(EXCERPTED DATA begins)

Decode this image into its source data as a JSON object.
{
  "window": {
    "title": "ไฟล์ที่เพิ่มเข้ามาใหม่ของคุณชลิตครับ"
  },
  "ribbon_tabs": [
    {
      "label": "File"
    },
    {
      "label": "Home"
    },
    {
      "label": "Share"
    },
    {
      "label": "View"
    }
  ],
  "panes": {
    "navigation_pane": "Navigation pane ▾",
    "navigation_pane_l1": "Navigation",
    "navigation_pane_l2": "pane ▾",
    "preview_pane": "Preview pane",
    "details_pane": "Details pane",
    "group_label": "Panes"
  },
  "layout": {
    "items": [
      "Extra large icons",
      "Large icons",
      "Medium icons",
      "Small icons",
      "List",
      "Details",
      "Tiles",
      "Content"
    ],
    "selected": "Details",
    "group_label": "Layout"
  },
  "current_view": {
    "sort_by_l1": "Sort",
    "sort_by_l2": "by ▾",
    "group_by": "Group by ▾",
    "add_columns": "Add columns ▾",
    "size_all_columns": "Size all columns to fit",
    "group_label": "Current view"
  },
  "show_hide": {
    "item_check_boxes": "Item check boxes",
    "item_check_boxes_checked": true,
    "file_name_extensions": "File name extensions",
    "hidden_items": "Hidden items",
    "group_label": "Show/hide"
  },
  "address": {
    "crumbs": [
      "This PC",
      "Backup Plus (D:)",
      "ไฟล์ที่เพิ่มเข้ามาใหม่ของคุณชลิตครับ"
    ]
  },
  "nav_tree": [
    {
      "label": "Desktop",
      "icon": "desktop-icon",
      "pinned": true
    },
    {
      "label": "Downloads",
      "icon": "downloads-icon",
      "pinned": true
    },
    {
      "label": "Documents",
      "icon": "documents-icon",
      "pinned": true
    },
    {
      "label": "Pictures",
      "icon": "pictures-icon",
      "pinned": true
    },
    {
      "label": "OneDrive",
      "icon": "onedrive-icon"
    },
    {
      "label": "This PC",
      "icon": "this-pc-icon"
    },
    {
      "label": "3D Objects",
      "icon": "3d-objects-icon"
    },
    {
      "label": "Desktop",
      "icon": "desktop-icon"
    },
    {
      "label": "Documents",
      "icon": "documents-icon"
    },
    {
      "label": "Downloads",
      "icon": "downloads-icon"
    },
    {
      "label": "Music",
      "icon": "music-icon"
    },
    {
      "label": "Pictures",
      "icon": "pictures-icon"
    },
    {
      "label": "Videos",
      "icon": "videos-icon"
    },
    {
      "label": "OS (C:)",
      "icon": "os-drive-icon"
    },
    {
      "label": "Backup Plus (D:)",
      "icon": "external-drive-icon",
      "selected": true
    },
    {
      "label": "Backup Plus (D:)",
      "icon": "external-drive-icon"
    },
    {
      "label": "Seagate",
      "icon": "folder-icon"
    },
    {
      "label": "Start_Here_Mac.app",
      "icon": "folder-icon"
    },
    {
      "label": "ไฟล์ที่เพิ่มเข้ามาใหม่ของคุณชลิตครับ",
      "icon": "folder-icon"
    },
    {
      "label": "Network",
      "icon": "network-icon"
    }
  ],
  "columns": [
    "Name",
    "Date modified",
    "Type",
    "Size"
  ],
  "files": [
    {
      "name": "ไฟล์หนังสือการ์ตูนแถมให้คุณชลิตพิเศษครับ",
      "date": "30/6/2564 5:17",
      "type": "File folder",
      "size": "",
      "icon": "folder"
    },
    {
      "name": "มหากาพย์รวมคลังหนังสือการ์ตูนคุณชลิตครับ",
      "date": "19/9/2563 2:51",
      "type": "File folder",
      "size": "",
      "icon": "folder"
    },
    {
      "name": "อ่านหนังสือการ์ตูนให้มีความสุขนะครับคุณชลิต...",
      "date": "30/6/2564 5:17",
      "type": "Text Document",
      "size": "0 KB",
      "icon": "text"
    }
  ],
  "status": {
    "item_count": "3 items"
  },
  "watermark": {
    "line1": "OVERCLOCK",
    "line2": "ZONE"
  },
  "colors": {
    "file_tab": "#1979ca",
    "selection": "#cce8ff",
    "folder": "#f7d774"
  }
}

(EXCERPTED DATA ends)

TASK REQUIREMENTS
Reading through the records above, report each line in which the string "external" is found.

RESPONSE BOX
      "icon": "external-drive-icon",
      "icon": "external-drive-icon"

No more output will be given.